With a home equity line of credit, also called a HELOC, you can borrow multiple times against your equity during the draw period. Based on your finances, debt-to-income ratio and credit health, your lender will allow you to borrow up to an approved credit limit. After the draw period, you’ll need to pay the money back right away or within a certain time frame.

You might consider a HELOC if … you’re not sure exactly how much you’ll need to borrow or if you need to draw multiple times for various expenses. Because HELOC interest rates are usually variable, your monthly payments could change. You may also have to pay a set-up fee and annual fees, as well as withdrawal fees each time you borrow.

Cash-out refinance

A cash-out refinance allows you to take equity out of your home by replacing your current mortgage with a new, bigger mortgage. You then receive the difference in cash.

You might consider a cash-out refi if … you can get a lower interest rate or more-favorable loan terms.

But unless you need to borrow a large sum, a cash-out refinance may cost more than it’s worth. After all, you’ll need to pay closing costs on the loan, and since you’re increasing your overall loan amount, your monthly payments and DTI could go up.

Reverse mortgage

A reverse mortgage is another way to borrow money using your home as collateral. But instead of making monthly payments to your lender, your lender pays you each month, increasing the loan amount with each payment you receive.

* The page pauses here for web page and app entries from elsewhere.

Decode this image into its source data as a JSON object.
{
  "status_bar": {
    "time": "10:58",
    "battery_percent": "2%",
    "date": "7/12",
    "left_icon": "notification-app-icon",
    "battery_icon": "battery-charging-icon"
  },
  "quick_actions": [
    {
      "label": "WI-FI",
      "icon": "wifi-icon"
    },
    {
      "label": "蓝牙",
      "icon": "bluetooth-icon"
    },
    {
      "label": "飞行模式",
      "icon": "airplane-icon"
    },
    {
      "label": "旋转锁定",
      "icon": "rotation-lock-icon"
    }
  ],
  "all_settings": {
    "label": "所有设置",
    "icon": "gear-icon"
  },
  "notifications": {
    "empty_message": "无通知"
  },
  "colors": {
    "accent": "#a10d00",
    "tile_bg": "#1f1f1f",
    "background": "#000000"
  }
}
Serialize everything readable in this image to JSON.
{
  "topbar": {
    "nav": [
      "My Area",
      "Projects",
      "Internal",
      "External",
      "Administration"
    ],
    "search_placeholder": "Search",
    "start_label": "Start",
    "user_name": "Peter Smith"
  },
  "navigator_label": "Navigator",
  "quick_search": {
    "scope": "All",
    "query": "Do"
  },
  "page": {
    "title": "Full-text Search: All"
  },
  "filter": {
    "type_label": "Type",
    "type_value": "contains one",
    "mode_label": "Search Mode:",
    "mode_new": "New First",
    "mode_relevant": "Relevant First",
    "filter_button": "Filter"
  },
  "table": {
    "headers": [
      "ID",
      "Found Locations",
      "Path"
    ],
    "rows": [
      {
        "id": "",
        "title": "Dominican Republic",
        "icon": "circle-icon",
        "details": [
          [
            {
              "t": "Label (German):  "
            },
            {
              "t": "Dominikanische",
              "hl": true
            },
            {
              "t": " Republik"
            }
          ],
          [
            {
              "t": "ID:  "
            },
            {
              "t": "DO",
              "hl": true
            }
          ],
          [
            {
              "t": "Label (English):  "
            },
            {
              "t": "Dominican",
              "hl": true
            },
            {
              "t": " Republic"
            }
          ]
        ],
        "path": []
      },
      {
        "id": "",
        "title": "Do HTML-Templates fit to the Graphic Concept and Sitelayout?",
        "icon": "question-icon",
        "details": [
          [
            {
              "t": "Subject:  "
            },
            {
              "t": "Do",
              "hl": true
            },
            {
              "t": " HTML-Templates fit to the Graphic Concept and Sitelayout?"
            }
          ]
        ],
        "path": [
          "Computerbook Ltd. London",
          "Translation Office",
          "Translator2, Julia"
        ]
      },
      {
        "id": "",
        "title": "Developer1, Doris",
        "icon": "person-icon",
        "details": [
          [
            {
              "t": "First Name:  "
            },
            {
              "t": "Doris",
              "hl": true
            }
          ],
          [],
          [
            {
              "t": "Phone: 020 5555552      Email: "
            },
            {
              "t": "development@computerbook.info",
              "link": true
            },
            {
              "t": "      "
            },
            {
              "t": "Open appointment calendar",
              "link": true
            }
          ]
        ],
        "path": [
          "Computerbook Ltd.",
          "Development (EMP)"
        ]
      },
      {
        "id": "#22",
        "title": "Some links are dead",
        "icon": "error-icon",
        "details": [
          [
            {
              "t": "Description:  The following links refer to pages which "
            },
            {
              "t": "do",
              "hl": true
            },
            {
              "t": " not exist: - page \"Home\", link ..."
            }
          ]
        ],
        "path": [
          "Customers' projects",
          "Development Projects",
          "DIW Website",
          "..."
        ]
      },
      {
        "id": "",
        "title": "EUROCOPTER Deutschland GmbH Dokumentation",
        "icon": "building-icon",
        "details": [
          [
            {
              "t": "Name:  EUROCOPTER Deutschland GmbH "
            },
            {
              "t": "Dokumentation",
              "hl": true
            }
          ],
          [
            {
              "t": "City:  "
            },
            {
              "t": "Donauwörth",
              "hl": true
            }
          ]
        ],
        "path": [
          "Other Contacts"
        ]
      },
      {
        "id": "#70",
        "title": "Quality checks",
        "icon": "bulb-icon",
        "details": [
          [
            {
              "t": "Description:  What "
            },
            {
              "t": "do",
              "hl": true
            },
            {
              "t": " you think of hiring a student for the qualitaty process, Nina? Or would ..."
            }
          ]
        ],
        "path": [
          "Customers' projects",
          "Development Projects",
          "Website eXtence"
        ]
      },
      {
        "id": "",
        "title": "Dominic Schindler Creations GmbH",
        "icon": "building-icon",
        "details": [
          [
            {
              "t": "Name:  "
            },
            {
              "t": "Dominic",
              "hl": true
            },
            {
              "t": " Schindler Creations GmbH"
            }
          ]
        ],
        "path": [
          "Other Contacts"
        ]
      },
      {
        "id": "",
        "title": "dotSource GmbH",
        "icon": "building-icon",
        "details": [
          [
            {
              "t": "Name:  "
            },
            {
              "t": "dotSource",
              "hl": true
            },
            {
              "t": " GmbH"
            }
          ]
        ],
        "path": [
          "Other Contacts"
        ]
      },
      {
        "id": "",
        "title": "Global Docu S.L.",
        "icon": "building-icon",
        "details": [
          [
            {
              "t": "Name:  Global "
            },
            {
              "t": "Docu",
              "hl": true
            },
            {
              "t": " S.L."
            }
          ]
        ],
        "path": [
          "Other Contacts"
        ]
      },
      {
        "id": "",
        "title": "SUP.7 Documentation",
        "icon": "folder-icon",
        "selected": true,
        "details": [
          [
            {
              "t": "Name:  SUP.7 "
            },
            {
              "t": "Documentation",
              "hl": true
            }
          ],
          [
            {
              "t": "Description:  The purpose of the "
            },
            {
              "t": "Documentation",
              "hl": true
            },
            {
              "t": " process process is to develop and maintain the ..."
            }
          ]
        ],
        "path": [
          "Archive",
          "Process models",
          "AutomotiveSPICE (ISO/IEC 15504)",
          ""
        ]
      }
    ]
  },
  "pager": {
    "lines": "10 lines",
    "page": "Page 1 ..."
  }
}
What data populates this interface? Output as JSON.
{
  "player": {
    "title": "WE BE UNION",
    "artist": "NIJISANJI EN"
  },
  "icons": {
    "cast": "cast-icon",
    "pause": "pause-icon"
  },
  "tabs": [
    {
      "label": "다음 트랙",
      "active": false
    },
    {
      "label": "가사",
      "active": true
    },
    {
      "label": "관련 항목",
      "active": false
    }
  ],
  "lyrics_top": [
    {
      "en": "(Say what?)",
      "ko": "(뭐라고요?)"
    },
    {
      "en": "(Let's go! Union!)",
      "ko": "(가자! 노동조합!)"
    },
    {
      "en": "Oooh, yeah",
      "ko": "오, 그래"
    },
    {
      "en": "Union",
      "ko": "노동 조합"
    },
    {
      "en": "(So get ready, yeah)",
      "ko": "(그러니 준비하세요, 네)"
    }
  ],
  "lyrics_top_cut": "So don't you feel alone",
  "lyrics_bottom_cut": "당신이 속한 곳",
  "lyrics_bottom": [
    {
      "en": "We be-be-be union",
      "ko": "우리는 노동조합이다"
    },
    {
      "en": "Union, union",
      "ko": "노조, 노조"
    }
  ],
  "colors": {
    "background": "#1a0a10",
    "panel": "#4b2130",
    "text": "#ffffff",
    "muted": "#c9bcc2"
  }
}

You repay the loan plus interest and fees when you move out or sell the house. To qualify, you generally must be 62 or older, your home must be in good condition, and you need to have a significant amount of equity.

You might consider a reverse mortgage if … you need help paying for living expenses in retirement and want to keep your home. However, instead of inheriting your house, your beneficiaries would have to sell it after your death to satisfy the loan.

Selling your home

Selling your house may be a good way to take equity out of your home. The more equity you have, the more profit you can make, since you’ll likely need to use part of the proceeds to pay off your existing mortgage and any other debts against the property.

You might consider selling your home if … you’re already planning on moving. However, selling your house does come with expenses. Seller closing costs often include the real estate agent commission, around 6% of the home sale price. You may also have to pay for presale inspections, home repairs, cleaning, home staging and, in some cases, capital gains tax.

FAQs: Taking equity out of your home

Is taking equity out of your house a good idea?

You could borrow against your home equity if you need cash for very large expenses, such as major home repairs, college tuition or medical bills. Loans using home equity can often be more affordable than unsecured personal loans, thanks to lower interest rates. But they use your home as collateral, meaning your lender can repossess your house if you can’t repay the loan as agreed.

Can I take equity out of my house without refinancing?

Yes, you can also take equity out of your home through a home equity loan, a HELOC, a reverse mortgage or by selling your house. The right choice for you will depend on your financial situation and stage of life.

How much equity can you take out of your home?

The amount you can borrow depends on your lender, the loan type and your equity. For example, with a home equity loan or HELOC, the most you can borrow is usually up to 85% of your equity, while the limits for cash-out refinances is typically 80%.

Next steps

Taking equity out of your home isn’t a decision to make lightly. Research your options thoroughly and see if there are more affordable or less risky ways to pay for major expenses.

If you decide to take out a loan, it’s a good idea to ask for quotes from various lenders to ensure you get the best deal possible. Look at lender reviews, too, and beware of fraudulent and unrealistic claims about the benefits of tapping into your home equity.

About the author: Jenny Rose Spaudo is a freelance writer and content strategist specializing in finance, technology and real estate. Her writing has appeared in Business Insider, Credit Karma, GOBankingRates and more. Visit jennyroses… Read more.